WHAT THE TASK ASKS: Output every entry below word for word, minus the images.

====== DATA FOR REVIEW

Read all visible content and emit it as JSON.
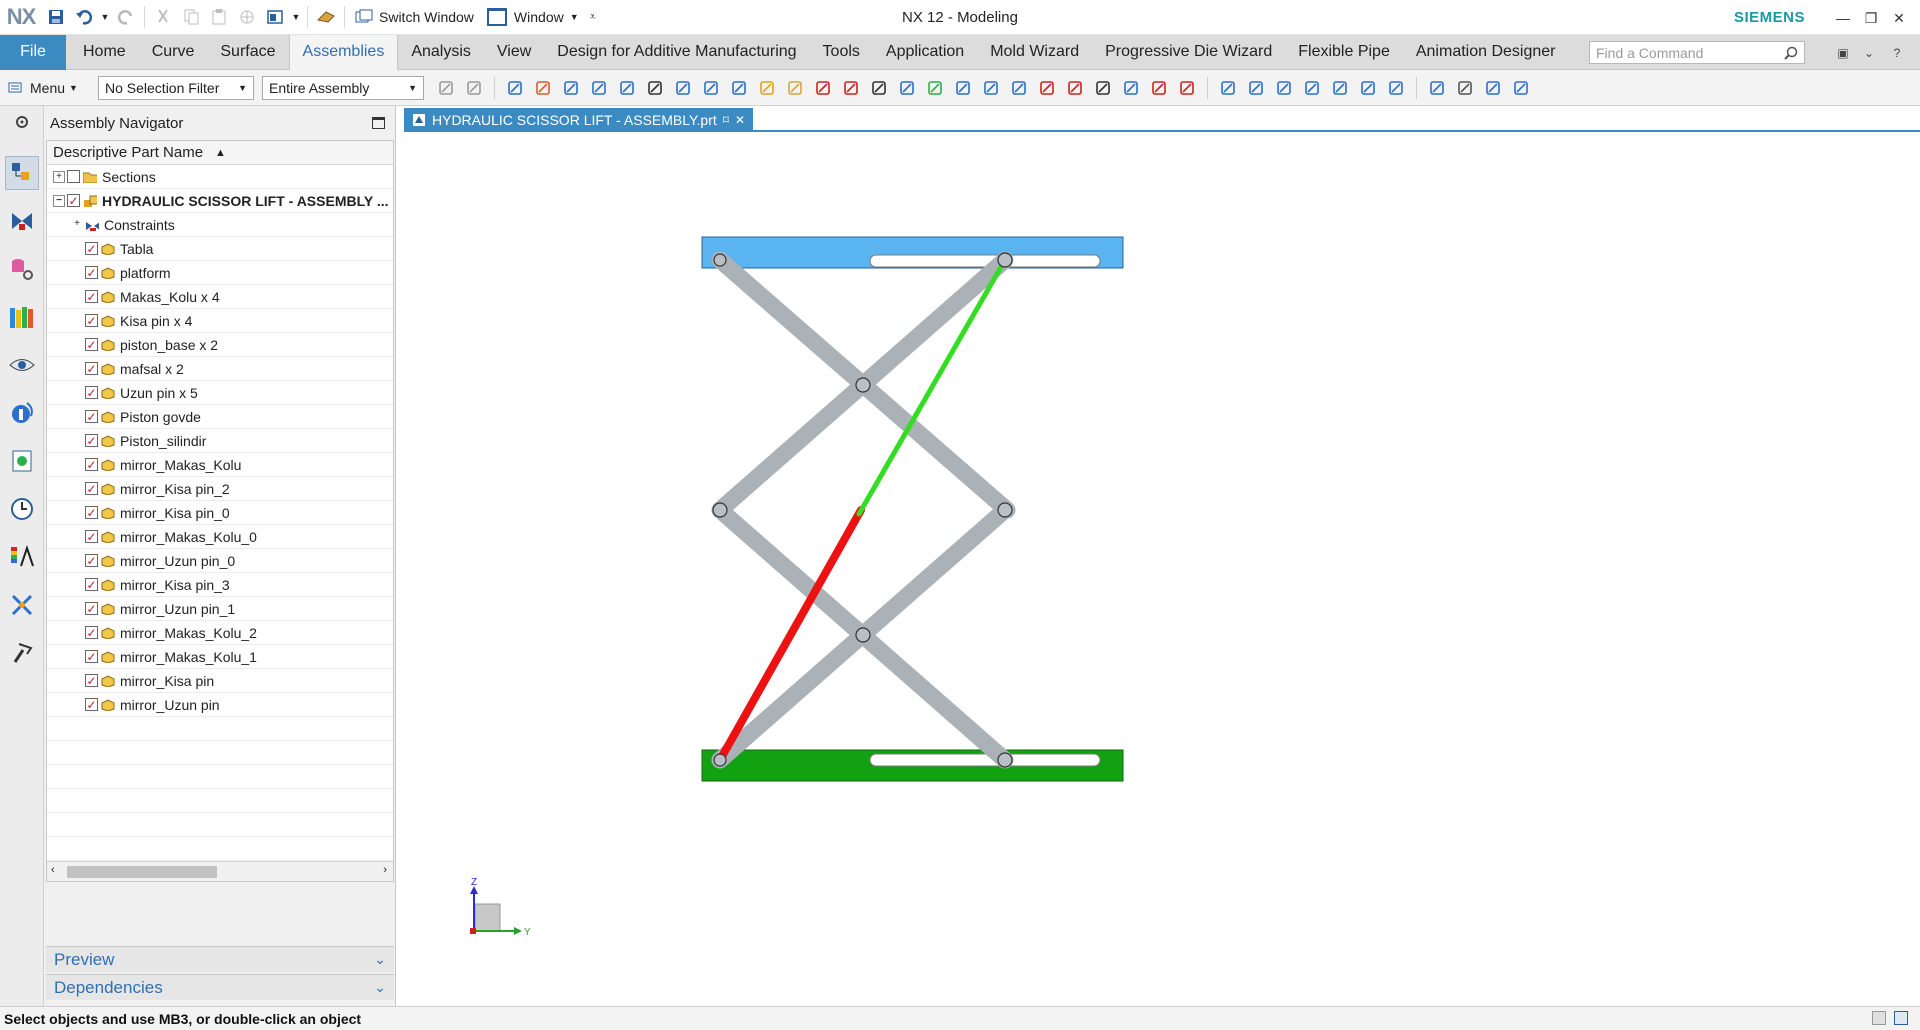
{
  "app": {
    "logo": "NX",
    "title": "NX 12 - Modeling",
    "brand": "SIEMENS",
    "switch_window": "Switch Window",
    "window_menu": "Window"
  },
  "ribbon": {
    "file": "File",
    "tabs": [
      "Home",
      "Curve",
      "Surface",
      "Assemblies",
      "Analysis",
      "View",
      "Design for Additive Manufacturing",
      "Tools",
      "Application",
      "Mold Wizard",
      "Progressive Die Wizard",
      "Flexible Pipe",
      "Animation Designer"
    ],
    "active_tab": "Assemblies",
    "find_command_placeholder": "Find a Command"
  },
  "selection_bar": {
    "menu": "Menu",
    "filter": "No Selection Filter",
    "scope": "Entire Assembly"
  },
  "navigator": {
    "title": "Assembly Navigator",
    "column": "Descriptive Part Name",
    "sections": "Sections",
    "root": "HYDRAULIC SCISSOR LIFT - ASSEMBLY ...",
    "constraints": "Constraints",
    "parts": [
      "Tabla",
      "platform",
      "Makas_Kolu x 4",
      "Kisa pin x 4",
      "piston_base x 2",
      "mafsal x 2",
      "Uzun pin x 5",
      "Piston govde",
      "Piston_silindir",
      "mirror_Makas_Kolu",
      "mirror_Kisa pin_2",
      "mirror_Kisa pin_0",
      "mirror_Makas_Kolu_0",
      "mirror_Uzun pin_0",
      "mirror_Kisa pin_3",
      "mirror_Uzun pin_1",
      "mirror_Makas_Kolu_2",
      "mirror_Makas_Kolu_1",
      "mirror_Kisa pin",
      "mirror_Uzun pin"
    ],
    "preview": "Preview",
    "dependencies": "Dependencies"
  },
  "document": {
    "tab_label": "HYDRAULIC SCISSOR LIFT - ASSEMBLY.prt"
  },
  "triad": {
    "z": "Z",
    "y": "Y"
  },
  "status": {
    "message": "Select objects and use MB3, or double-click an object"
  },
  "colors": {
    "accent": "#3b8bc2",
    "table_top": "#5ab4f0",
    "base_plate": "#11a111",
    "scissor_arm": "#aab2b8",
    "piston_rod": "#33dd22",
    "piston_body": "#ee1111"
  }
}
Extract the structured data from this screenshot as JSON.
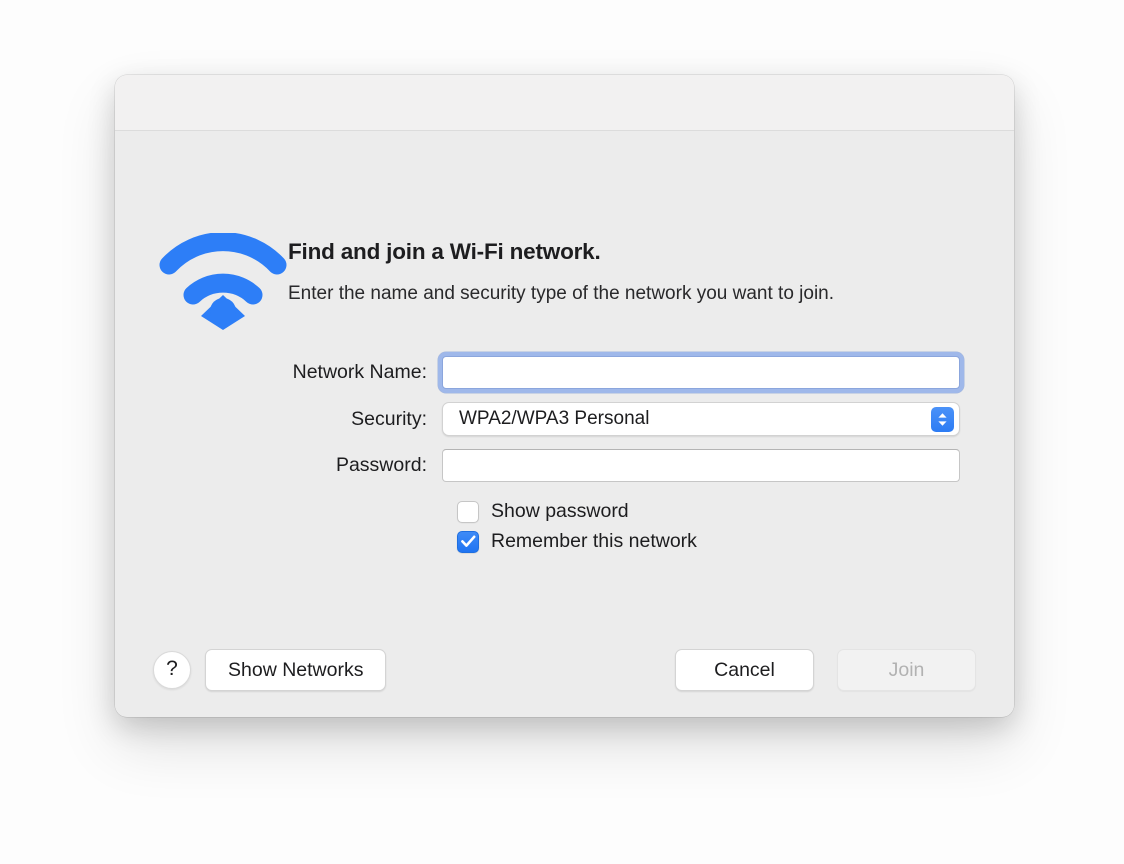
{
  "window": {
    "title": "",
    "accent_color": "#2c7cf4",
    "background_color": "#ececec",
    "titlebar_color": "#f2f1f1"
  },
  "header": {
    "icon": "wifi-icon",
    "title": "Find and join a Wi-Fi network.",
    "description": "Enter the name and security type of the network you want to join."
  },
  "form": {
    "network_name": {
      "label": "Network Name:",
      "value": "",
      "placeholder": "",
      "focused": true
    },
    "security": {
      "label": "Security:",
      "selected": "WPA2/WPA3 Personal",
      "stepper_icon": "chevron-up-down-icon"
    },
    "password": {
      "label": "Password:",
      "value": "",
      "placeholder": ""
    },
    "show_password": {
      "label": "Show password",
      "checked": false
    },
    "remember_network": {
      "label": "Remember this network",
      "checked": true
    }
  },
  "footer": {
    "help_label": "?",
    "show_networks_label": "Show Networks",
    "cancel_label": "Cancel",
    "join_label": "Join",
    "join_disabled": true
  }
}
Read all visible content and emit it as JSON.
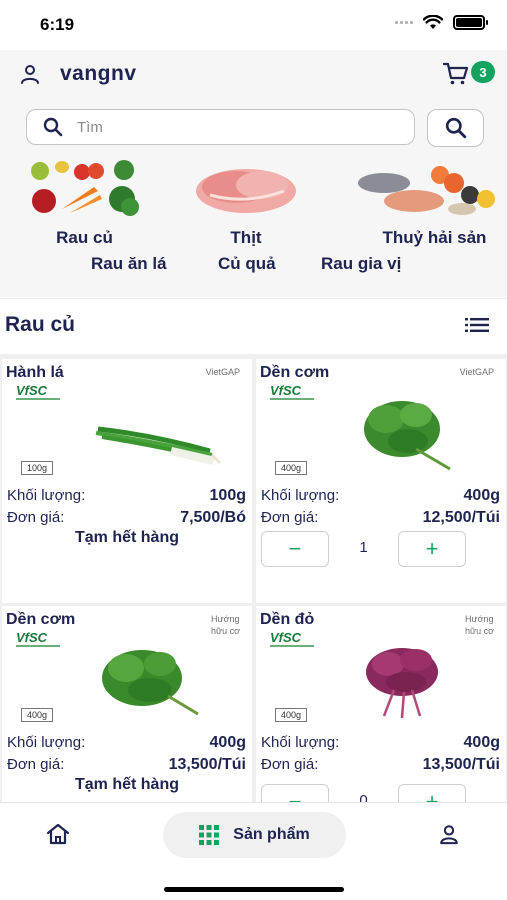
{
  "status_bar": {
    "time": "6:19"
  },
  "header": {
    "username": "vangnv",
    "cart_count": "3"
  },
  "search": {
    "placeholder": "Tìm"
  },
  "categories": {
    "main": [
      {
        "label": "Rau củ",
        "icon": "vegetables-image"
      },
      {
        "label": "Thịt",
        "icon": "meat-image"
      },
      {
        "label": "Thuỷ hải sản",
        "icon": "seafood-image"
      }
    ],
    "sub": [
      "Rau ăn lá",
      "Củ quả",
      "Rau gia vị"
    ]
  },
  "section": {
    "title": "Rau củ"
  },
  "labels": {
    "weight": "Khối lượng:",
    "price": "Đơn giá:",
    "out_of_stock": "Tạm hết hàng",
    "brand": "VfSC"
  },
  "products": [
    {
      "name": "Hành lá",
      "tag1": "VietGAP",
      "tag2": "",
      "pack": "100g",
      "weight": "100g",
      "price": "7,500/Bó",
      "status": "Tạm hết hàng",
      "quantity": ""
    },
    {
      "name": "Dền cơm",
      "tag1": "VietGAP",
      "tag2": "",
      "pack": "400g",
      "weight": "400g",
      "price": "12,500/Túi",
      "status": "",
      "quantity": "1"
    },
    {
      "name": "Dền cơm",
      "tag1": "Hướng",
      "tag2": "hữu cơ",
      "pack": "400g",
      "weight": "400g",
      "price": "13,500/Túi",
      "status": "Tạm hết hàng",
      "quantity": ""
    },
    {
      "name": "Dền đỏ",
      "tag1": "Hướng",
      "tag2": "hữu cơ",
      "pack": "400g",
      "weight": "400g",
      "price": "13,500/Túi",
      "status": "",
      "quantity": "0"
    }
  ],
  "stepper": {
    "minus": "−",
    "plus": "+"
  },
  "bottom_nav": {
    "products_label": "Sản phẩm"
  },
  "colors": {
    "accent": "#14a35f",
    "text": "#1e2350",
    "panel": "#f6f6f6"
  }
}
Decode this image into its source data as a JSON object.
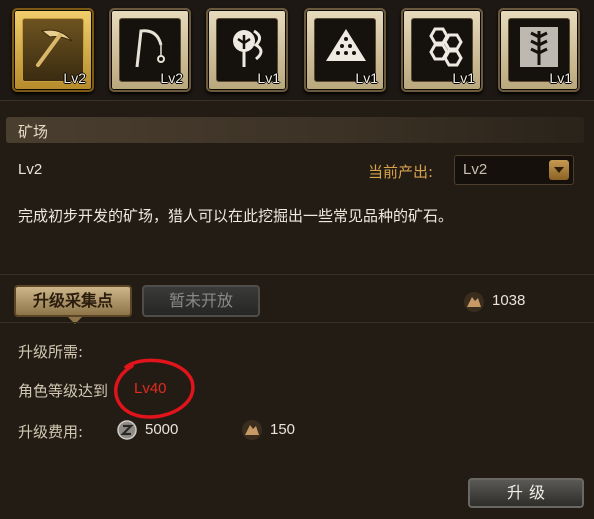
{
  "tabs": [
    {
      "icon": "pickaxe-icon",
      "level": "Lv2",
      "active": true
    },
    {
      "icon": "fishing-rod-icon",
      "level": "Lv2",
      "active": false
    },
    {
      "icon": "herb-tree-icon",
      "level": "Lv1",
      "active": false
    },
    {
      "icon": "ore-pile-icon",
      "level": "Lv1",
      "active": false
    },
    {
      "icon": "honeycomb-icon",
      "level": "Lv1",
      "active": false
    },
    {
      "icon": "wheat-icon",
      "level": "Lv1",
      "active": false
    }
  ],
  "section": {
    "title": "矿场",
    "level": "Lv2",
    "output_label": "当前产出:",
    "output_value": "Lv2",
    "description": "完成初步开发的矿场，猎人可以在此挖掘出一些常见品种的矿石。"
  },
  "actions": {
    "upgrade_point_label": "升级采集点",
    "not_open_label": "暂未开放",
    "resource_icon": "ore-resource-icon",
    "resource_amount": "1038"
  },
  "requirements": {
    "title": "升级所需:",
    "role_level_label": "角色等级达到",
    "role_level_value": "Lv40",
    "cost_label": "升级费用:",
    "coin_icon": "zenny-coin-icon",
    "coin_amount": "5000",
    "resource_icon": "ore-resource-icon",
    "resource_amount": "150"
  },
  "upgrade_button_label": "升级",
  "colors": {
    "accent_gold": "#d7a24c",
    "highlight_red": "#e12b1e",
    "background": "#221c15"
  }
}
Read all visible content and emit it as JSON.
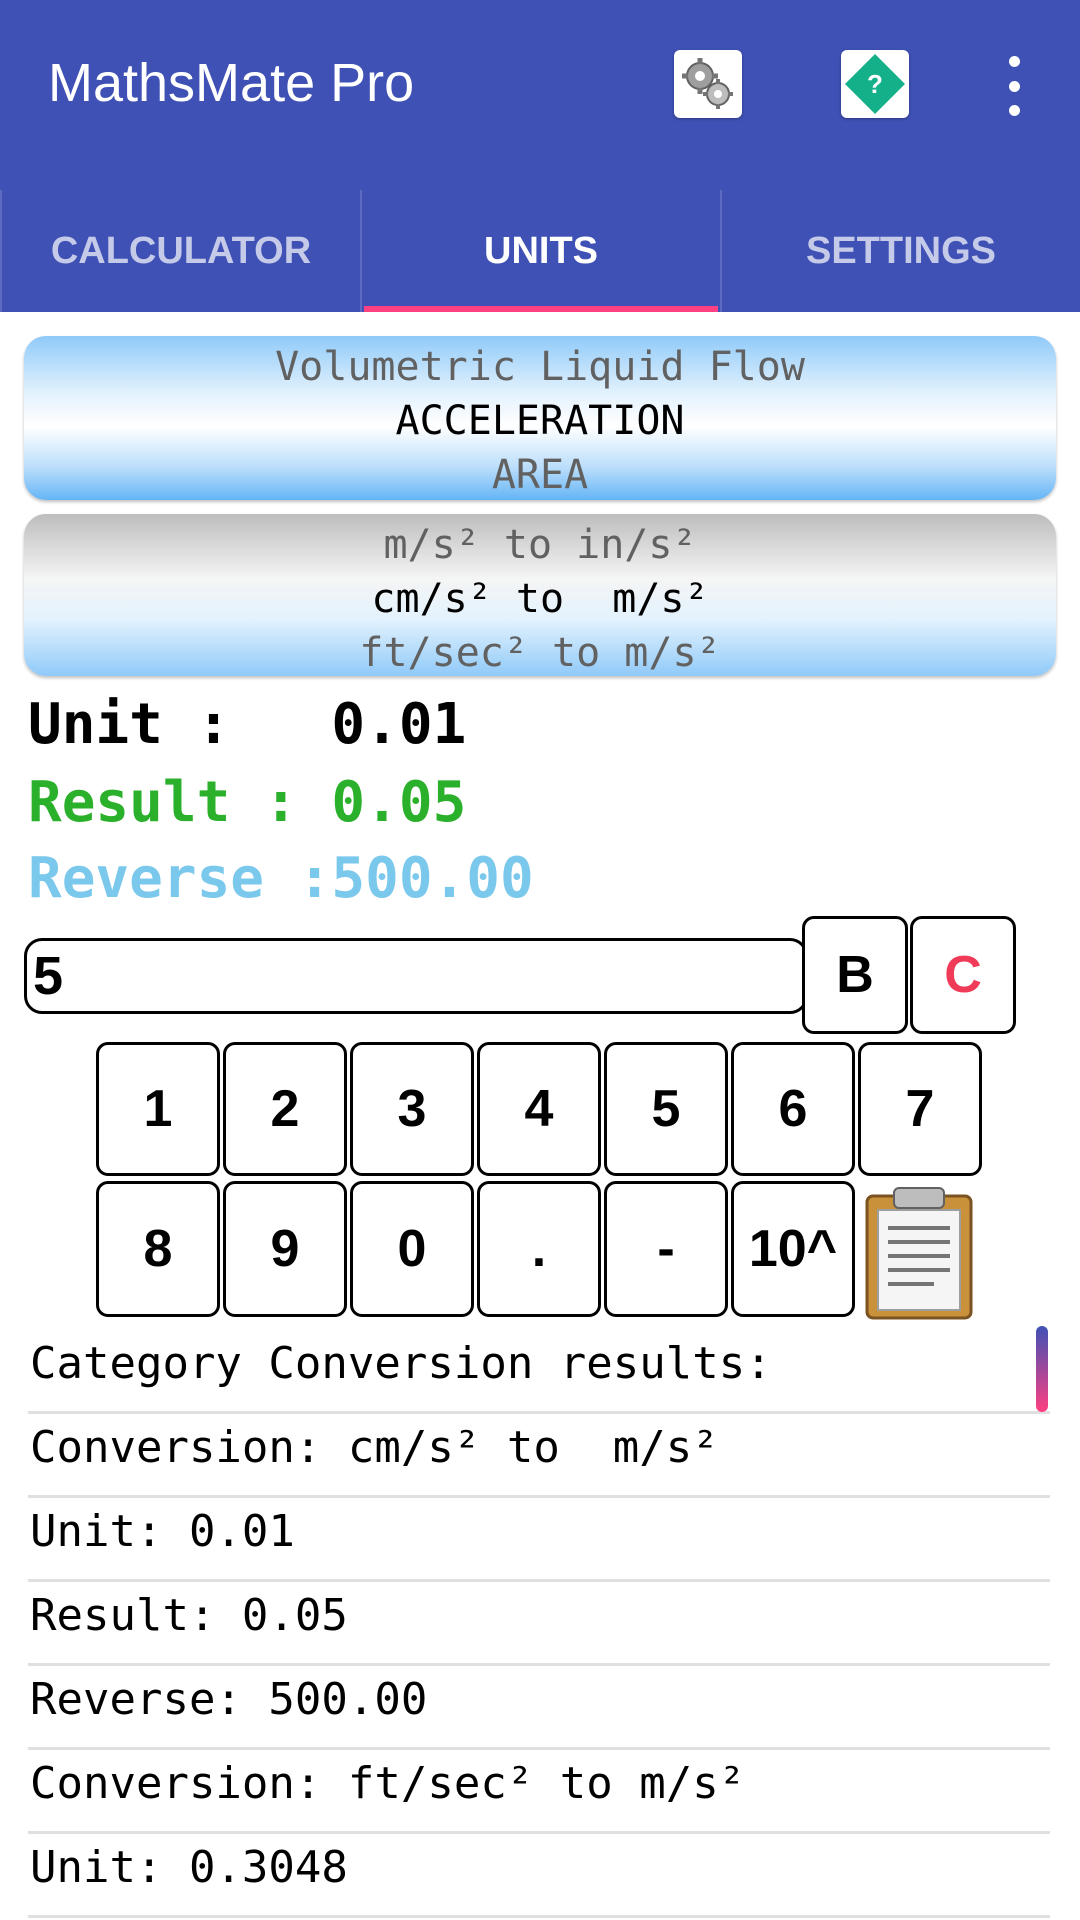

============

TASK RESULT:
Read all visible content and emit it as JSON.
{
  "app": {
    "logo": "NX",
    "title": "NX 12 - Modeling",
    "brand": "SIEMENS",
    "switch_window": "Switch Window",
    "window_menu": "Window"
  },
  "ribbon": {
    "file": "File",
    "tabs": [
      "Home",
      "Curve",
      "Surface",
      "Assemblies",
      "Analysis",
      "View",
      "Design for Additive Manufacturing",
      "Tools",
      "Application",
      "Mold Wizard",
      "Progressive Die Wizard",
      "Flexible Pipe",
      "Animation Designer"
    ],
    "active_tab": "Assemblies",
    "find_command_placeholder": "Find a Command"
  },
  "selection_bar": {
    "menu": "Menu",
    "filter": "No Selection Filter",
    "scope": "Entire Assembly"
  },
  "navigator": {
    "title": "Assembly Navigator",
    "column": "Descriptive Part Name",
    "sections": "Sections",
    "root": "HYDRAULIC SCISSOR LIFT - ASSEMBLY ...",
    "constraints": "Constraints",
    "parts": [
      "Tabla",
      "platform",
      "Makas_Kolu x 4",
      "Kisa pin x 4",
      "piston_base x 2",
      "mafsal x 2",
      "Uzun pin x 5",
      "Piston govde",
      "Piston_silindir",
      "mirror_Makas_Kolu",
      "mirror_Kisa pin_2",
      "mirror_Kisa pin_0",
      "mirror_Makas_Kolu_0",
      "mirror_Uzun pin_0",
      "mirror_Kisa pin_3",
      "mirror_Uzun pin_1",
      "mirror_Makas_Kolu_2",
      "mirror_Makas_Kolu_1",
      "mirror_Kisa pin",
      "mirror_Uzun pin"
    ],
    "preview": "Preview",
    "dependencies": "Dependencies"
  },
  "document": {
    "tab_label": "HYDRAULIC SCISSOR LIFT - ASSEMBLY.prt"
  },
  "triad": {
    "z": "Z",
    "y": "Y"
  },
  "status": {
    "message": "Select objects and use MB3, or double-click an object"
  },
  "colors": {
    "accent": "#3b8bc2",
    "table_top": "#5ab4f0",
    "base_plate": "#11a111",
    "scissor_arm": "#aab2b8",
    "piston_rod": "#33dd22",
    "piston_body": "#ee1111"
  }
}
Extract the structured data from this screenshot as JSON.
{
  "window": {
    "title": "",
    "accent_color": "#2c7cf4",
    "background_color": "#ececec",
    "titlebar_color": "#f2f1f1"
  },
  "header": {
    "icon": "wifi-icon",
    "title": "Find and join a Wi-Fi network.",
    "description": "Enter the name and security type of the network you want to join."
  },
  "form": {
    "network_name": {
      "label": "Network Name:",
      "value": "",
      "placeholder": "",
      "focused": true
    },
    "security": {
      "label": "Security:",
      "selected": "WPA2/WPA3 Personal",
      "stepper_icon": "chevron-up-down-icon"
    },
    "password": {
      "label": "Password:",
      "value": "",
      "placeholder": ""
    },
    "show_password": {
      "label": "Show password",
      "checked": false
    },
    "remember_network": {
      "label": "Remember this network",
      "checked": true
    }
  },
  "footer": {
    "help_label": "?",
    "show_networks_label": "Show Networks",
    "cancel_label": "Cancel",
    "join_label": "Join",
    "join_disabled": true
  }
}
Read all visible content and emit it as JSON.
{
  "status_bar": {
    "time": "6:19"
  },
  "header": {
    "username": "vangnv",
    "cart_count": "3"
  },
  "search": {
    "placeholder": "Tìm"
  },
  "categories": {
    "main": [
      {
        "label": "Rau củ",
        "icon": "vegetables-image"
      },
      {
        "label": "Thịt",
        "icon": "meat-image"
      },
      {
        "label": "Thuỷ hải sản",
        "icon": "seafood-image"
      }
    ],
    "sub": [
      "Rau ăn lá",
      "Củ quả",
      "Rau gia vị"
    ]
  },
  "section": {
    "title": "Rau củ"
  },
  "labels": {
    "weight": "Khối lượng:",
    "price": "Đơn giá:",
    "out_of_stock": "Tạm hết hàng",
    "brand": "VfSC"
  },
  "products": [
    {
      "name": "Hành lá",
      "tag1": "VietGAP",
      "tag2": "",
      "pack": "100g",
      "weight": "100g",
      "price": "7,500/Bó",
      "status": "Tạm hết hàng",
      "quantity": ""
    },
    {
      "name": "Dền cơm",
      "tag1": "VietGAP",
      "tag2": "",
      "pack": "400g",
      "weight": "400g",
      "price": "12,500/Túi",
      "status": "",
      "quantity": "1"
    },
    {
      "name": "Dền cơm",
      "tag1": "Hướng",
      "tag2": "hữu cơ",
      "pack": "400g",
      "weight": "400g",
      "price": "13,500/Túi",
      "status": "Tạm hết hàng",
      "quantity": ""
    },
    {
      "name": "Dền đỏ",
      "tag1": "Hướng",
      "tag2": "hữu cơ",
      "pack": "400g",
      "weight": "400g",
      "price": "13,500/Túi",
      "status": "",
      "quantity": "0"
    }
  ],
  "stepper": {
    "minus": "−",
    "plus": "+"
  },
  "bottom_nav": {
    "products_label": "Sản phẩm"
  },
  "colors": {
    "accent": "#14a35f",
    "text": "#1e2350",
    "panel": "#f6f6f6"
  }
}
Decode this image into its source data as a JSON object.
{
  "tabs": [
    {
      "icon": "pickaxe-icon",
      "level": "Lv2",
      "active": true
    },
    {
      "icon": "fishing-rod-icon",
      "level": "Lv2",
      "active": false
    },
    {
      "icon": "herb-tree-icon",
      "level": "Lv1",
      "active": false
    },
    {
      "icon": "ore-pile-icon",
      "level": "Lv1",
      "active": false
    },
    {
      "icon": "honeycomb-icon",
      "level": "Lv1",
      "active": false
    },
    {
      "icon": "wheat-icon",
      "level": "Lv1",
      "active": false
    }
  ],
  "section": {
    "title": "矿场",
    "level": "Lv2",
    "output_label": "当前产出:",
    "output_value": "Lv2",
    "description": "完成初步开发的矿场，猎人可以在此挖掘出一些常见品种的矿石。"
  },
  "actions": {
    "upgrade_point_label": "升级采集点",
    "not_open_label": "暂未开放",
    "resource_icon": "ore-resource-icon",
    "resource_amount": "1038"
  },
  "requirements": {
    "title": "升级所需:",
    "role_level_label": "角色等级达到",
    "role_level_value": "Lv40",
    "cost_label": "升级费用:",
    "coin_icon": "zenny-coin-icon",
    "coin_amount": "5000",
    "resource_icon": "ore-resource-icon",
    "resource_amount": "150"
  },
  "upgrade_button_label": "升级",
  "colors": {
    "accent_gold": "#d7a24c",
    "highlight_red": "#e12b1e",
    "background": "#221c15"
  }
}
Read all visible content and emit it as JSON.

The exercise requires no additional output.